Further, the teachings of the Imam appear to conflict so significantly with those teachings of MST that the Imam's efforts may well undermine Plaintiffs' efforts to practice their religion with the same freedoms that other derivative sects of other major religious groups at ISP enjoy.
Blair-Bey v. Nix, No. 8-87-CV-70478 (S.D. Iowa July 9, 1991) (Magistrate's Report and Recommendation) (emphasis added).
Based upon these findings, it seems to me that the majority's decision directly contradicts SapaNajin v. Gunter, 857 F.2d 463 (8th Cir. 1988).1
On this basis, I respectfully dissent.

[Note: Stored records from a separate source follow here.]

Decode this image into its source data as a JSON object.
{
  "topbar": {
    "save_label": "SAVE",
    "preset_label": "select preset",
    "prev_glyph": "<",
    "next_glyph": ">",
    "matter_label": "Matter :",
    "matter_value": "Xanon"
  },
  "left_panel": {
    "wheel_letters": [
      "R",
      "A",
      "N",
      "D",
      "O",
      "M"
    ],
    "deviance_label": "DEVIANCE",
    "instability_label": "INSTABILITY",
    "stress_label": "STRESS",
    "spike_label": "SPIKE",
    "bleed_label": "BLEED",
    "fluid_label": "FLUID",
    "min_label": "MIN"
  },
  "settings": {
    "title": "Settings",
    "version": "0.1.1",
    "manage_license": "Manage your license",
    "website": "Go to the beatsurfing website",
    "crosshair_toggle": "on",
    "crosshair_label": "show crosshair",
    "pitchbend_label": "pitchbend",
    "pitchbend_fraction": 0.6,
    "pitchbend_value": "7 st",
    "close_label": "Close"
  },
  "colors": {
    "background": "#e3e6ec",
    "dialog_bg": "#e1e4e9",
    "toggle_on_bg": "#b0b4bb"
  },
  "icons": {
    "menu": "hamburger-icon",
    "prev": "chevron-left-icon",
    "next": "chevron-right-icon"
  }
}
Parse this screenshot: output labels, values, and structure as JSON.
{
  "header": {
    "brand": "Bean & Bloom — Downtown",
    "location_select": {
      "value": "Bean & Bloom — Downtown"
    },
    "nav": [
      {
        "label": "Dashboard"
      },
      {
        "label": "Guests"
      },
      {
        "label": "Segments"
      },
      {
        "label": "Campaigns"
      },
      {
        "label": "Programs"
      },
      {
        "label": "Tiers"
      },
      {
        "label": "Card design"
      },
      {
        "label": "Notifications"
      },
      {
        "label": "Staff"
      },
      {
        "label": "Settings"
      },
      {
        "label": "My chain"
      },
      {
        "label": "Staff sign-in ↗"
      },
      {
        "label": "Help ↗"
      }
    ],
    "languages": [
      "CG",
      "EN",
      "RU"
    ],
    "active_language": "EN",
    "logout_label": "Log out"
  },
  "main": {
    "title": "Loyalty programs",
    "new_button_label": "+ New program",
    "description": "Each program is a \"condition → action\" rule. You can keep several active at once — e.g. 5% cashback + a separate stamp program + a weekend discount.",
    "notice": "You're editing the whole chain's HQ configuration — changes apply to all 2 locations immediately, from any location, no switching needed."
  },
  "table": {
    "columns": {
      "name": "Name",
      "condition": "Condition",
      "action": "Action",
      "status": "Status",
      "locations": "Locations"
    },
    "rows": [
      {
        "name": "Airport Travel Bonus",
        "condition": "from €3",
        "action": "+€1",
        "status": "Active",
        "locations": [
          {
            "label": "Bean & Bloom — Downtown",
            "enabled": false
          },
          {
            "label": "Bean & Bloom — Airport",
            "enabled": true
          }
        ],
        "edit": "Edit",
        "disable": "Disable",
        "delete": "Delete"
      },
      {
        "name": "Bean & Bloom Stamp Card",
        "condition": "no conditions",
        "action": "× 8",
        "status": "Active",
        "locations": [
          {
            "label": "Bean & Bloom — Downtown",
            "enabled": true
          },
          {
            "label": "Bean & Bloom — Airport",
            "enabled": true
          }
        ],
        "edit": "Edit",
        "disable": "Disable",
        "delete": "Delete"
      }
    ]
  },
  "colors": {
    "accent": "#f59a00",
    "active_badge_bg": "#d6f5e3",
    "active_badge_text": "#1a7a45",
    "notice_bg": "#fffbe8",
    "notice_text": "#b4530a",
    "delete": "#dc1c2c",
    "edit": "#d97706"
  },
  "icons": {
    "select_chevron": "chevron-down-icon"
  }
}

In SapaNajin, in an opinion authored by now Chief Judge Arnold, the court held that where a district court found "sizeable differences in religious practices," a Nebraska state prisoner was entitled to relief on the ground that the inmate's first amendment rights were abridged. As here, SapaNajin did not involve an equal protection challenge. Although, I agree that each inmate is not entitled to his own personal religious advisor, it seems to me that if SapaNajin has any value or meaning as a precedent under Eighth Circuit law, then we are bound to provide the same relief as in SapaNajin. There, this court held "The [district] Court's solution of rotating a variety of different medicine men through the prison seems fair and calculated to meet the needs of the maximum number of inmates. It also has the advantage of being simple and no more expensive than the Department's former practice." 857 F.2d at 465. Under the circumstances of this case, based upon the findings of fact of the district court, the same relief should be afforded